Edwin is grateful for the opportunities that EOYDC afforded him. “Everyone needs a support system,” he says. That’s true whether you are a teenager or HUD Secretary. I was lucky when I was growing up on the West Side of San Antonio. Although it was a modest community in terms of resources, it was rich with folks who took an interest in my future. I had family members, teachers — and even policymakers — who paved a path that allowed me and other young people like me to succeed.

Unfortunately, not every child is as fortunate. That’s why My Brother’s Keeper is so close to my heart. The future of every young person in America should be determined by their heart, their mind and their work ethic.

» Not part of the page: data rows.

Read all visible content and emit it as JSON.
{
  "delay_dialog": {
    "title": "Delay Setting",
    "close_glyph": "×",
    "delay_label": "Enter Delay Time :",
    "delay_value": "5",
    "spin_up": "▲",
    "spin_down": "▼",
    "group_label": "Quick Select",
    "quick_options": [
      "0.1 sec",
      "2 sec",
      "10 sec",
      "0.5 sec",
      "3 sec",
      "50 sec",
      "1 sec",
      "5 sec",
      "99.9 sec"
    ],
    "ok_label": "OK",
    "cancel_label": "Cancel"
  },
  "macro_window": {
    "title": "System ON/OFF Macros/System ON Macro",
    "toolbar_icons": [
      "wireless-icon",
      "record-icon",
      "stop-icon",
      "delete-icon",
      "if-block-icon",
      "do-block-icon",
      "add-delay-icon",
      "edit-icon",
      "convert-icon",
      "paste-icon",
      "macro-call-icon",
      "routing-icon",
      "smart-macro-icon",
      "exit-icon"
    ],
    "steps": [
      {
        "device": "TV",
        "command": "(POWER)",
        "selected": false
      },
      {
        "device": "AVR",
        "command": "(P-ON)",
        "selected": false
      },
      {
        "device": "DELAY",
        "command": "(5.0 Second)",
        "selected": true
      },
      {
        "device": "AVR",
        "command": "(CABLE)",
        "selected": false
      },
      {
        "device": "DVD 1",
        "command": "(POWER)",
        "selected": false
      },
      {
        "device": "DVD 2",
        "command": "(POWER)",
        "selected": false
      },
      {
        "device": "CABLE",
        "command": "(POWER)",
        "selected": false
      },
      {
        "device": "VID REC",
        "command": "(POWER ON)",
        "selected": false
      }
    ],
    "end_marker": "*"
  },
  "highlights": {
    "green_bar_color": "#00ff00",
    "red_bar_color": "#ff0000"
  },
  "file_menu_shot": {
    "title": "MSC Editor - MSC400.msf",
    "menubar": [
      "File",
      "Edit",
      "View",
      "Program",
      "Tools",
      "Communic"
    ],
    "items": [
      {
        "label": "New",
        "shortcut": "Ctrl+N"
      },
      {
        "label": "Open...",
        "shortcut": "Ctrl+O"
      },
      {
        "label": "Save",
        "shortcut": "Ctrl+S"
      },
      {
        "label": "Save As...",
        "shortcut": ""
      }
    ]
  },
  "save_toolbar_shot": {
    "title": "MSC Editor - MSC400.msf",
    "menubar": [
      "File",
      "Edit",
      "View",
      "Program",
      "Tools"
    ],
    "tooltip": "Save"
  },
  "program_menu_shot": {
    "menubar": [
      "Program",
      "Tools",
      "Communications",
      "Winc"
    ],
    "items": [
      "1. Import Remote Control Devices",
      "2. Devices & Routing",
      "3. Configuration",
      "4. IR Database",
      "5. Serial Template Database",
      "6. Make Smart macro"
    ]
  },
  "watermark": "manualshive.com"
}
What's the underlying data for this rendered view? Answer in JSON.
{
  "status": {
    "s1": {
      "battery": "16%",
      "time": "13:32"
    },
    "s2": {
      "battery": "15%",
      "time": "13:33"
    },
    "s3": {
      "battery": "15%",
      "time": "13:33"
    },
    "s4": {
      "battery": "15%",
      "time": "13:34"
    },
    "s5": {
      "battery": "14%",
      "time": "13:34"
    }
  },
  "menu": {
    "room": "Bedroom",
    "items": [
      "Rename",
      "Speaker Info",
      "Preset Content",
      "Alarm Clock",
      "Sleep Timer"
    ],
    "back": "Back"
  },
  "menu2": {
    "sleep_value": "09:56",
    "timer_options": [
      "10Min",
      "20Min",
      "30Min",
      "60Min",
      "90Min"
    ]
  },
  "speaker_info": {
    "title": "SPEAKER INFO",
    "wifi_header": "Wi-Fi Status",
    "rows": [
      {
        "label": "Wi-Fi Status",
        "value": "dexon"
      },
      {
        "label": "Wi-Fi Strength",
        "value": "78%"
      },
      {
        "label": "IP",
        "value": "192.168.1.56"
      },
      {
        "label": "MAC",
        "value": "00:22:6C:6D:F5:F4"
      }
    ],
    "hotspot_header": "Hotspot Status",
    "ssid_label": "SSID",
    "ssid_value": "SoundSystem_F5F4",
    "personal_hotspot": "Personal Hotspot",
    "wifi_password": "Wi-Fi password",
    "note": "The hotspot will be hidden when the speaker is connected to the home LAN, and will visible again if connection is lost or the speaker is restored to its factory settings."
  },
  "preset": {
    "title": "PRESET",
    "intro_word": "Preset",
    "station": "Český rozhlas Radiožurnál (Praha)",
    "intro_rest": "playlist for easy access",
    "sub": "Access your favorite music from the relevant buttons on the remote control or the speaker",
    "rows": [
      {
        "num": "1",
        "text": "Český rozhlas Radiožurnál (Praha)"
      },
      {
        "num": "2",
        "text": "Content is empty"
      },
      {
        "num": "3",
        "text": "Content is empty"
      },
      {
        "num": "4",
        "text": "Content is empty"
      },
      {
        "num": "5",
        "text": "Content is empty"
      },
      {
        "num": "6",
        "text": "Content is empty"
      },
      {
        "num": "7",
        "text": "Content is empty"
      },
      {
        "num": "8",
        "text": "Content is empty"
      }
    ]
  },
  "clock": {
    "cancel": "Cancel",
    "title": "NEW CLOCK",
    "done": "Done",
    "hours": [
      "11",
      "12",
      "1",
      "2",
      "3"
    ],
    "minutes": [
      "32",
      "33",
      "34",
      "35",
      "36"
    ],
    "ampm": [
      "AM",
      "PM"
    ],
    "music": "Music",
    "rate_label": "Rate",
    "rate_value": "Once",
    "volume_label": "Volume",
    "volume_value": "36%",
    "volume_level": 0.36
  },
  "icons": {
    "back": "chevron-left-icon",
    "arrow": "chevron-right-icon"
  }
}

It should never be determined by their zip code.

In Oakland, I talked with 17 young people who have big hopes and aspirations for the future. It’s in our nation’s interest to help them achieve their goals. And we’re committed to doing our part at HUD.

For example, we’ve introduced a Jobs-Plus pilot program that will provide public housing residents in eight cities with intensive employment training, rent incentives and community building focused on work and economic self-sufficiency.

We’re also working on a broadband initiative to ensure that students living in HUD-assisted households will benefit from the life-changing opportunities available through high-speed internet. This project will provide the access to online resources that young people need to succeed in the 21st century global economy.

On the housing front, we expect the recent expansion of our Rental Assistance Demonstration (RAD) initiative to aid HUD-assisted properties in raising billions of dollars in private sector investment — funding that will be used to secure our nation’s affordable housing future. And recently, our Federal Housing Administration lowered its Mortgage Insurance Premiums to make homeownership more affordable for responsible families, helping them put down roots and build wealth for the future.

But I know HUD alone won’t solve the issues facing America’s youth. These challenges require our Department to maintain longstanding, effective partnerships with other federal agencies and key stakeholders. Most importantly, President Obama understands that My Brother’s Keeper will only succeed if local leaders take his call to action into their own hands.

Folks in Oakland are stepping up to answer this call. During the Community Conversation, I spoke with leaders from Oakland’s nonprofits, philanthropic institutions, and faith-based organizations that are putting our young people on the path to success. Groups like the East Oakland Youth Development Center, the East Bay Foundation, and the Allen Temple Baptist Church are using promising and proven approaches to make a real difference in their communities.

This kind of work is happening all across the nation and will benefit generations of Americans. We’ve got to keep it going by continuing to support our young people. When they succeed, our nation grows stronger, and our future becomes brighter. And by giving everyone an opportunity to reach their goals, we can ensure that the 21st century is another American century.

[25]








We selected SELMA ALABAMA LAST NEWS AND IMPORTANT ISSUES. Share!

Feed Widget





If people in the media cannot decide whether they are in the
business of reporting news or manufacturing propaganda,
it is all the more important that the public understand
that difference,and choose their news sources accordingly.
Thomas Sowell

Newsof.org. Selected the top stories of the city of SELMA ALABAMA. Political events, traffic accidents on highways, downtown events, neighborhoods and inside. Also researched local newspapers and social networks, as well as the site of City Hall. Crimes, are always subject to demand generally for information. Also the tragedies and disasters such as fires, floods, flooding, rain, hail and winds. Tags: Breaking News, SELMA ALABAMA, City, Indoors, Monday, Tuesday, Wednesday, Thursday , Friday, Saturday, Sunday, Car, Crash, Elections, Beating, Accident, Crime, Police, Criminal, Police, Road, Highway Access, Elections, Party, Hail, Rain, Flood, Anniversary, Award, Month, Week End , Today, Yesterday, Female, Male, Family, Child, People.